_THE PROBLEM:_
Return every line from the listing where the word "description" occurs.

+-------+

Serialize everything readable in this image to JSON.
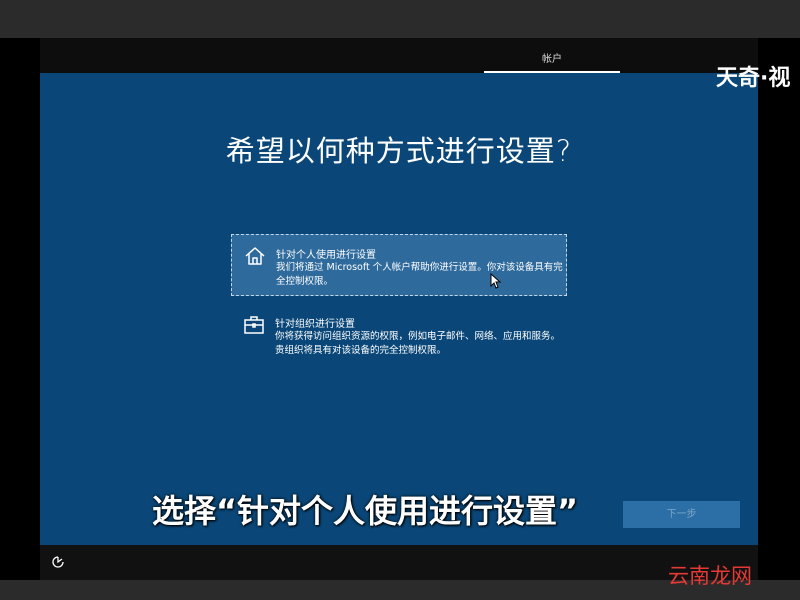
{
  "header": {
    "step_label": "帐户"
  },
  "main": {
    "question": "希望以何种方式进行设置?",
    "options": [
      {
        "icon": "home-icon",
        "title": "针对个人使用进行设置",
        "description": "我们将通过 Microsoft 个人帐户帮助你进行设置。你对该设备具有完全控制权限。",
        "selected": true
      },
      {
        "icon": "briefcase-icon",
        "title": "针对组织进行设置",
        "description": "你将获得访问组织资源的权限，例如电子邮件、网络、应用和服务。贵组织将具有对该设备的完全控制权限。",
        "selected": false
      }
    ],
    "next_label": "下一步"
  },
  "overlay": {
    "subtitle": "选择“针对个人使用进行设置”"
  },
  "footer": {
    "icon": "accessibility-icon"
  },
  "watermarks": {
    "top_right": "天奇·视",
    "bottom_right": "云南龙网"
  },
  "colors": {
    "background": "#0a4778",
    "selected_option": "#2e6a9c",
    "next_button": "#2b6fa6",
    "header": "#0d0d0d"
  }
}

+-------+

_SOLUTION TO THIS TASK:_
        "description": "我们将通过 Microsoft 个人帐户帮助你进行设置。你对该设备具有完全控制权限。",
        "description": "你将获得访问组织资源的权限，例如电子邮件、网络、应用和服务。贵组织将具有对该设备的完全控制权限。",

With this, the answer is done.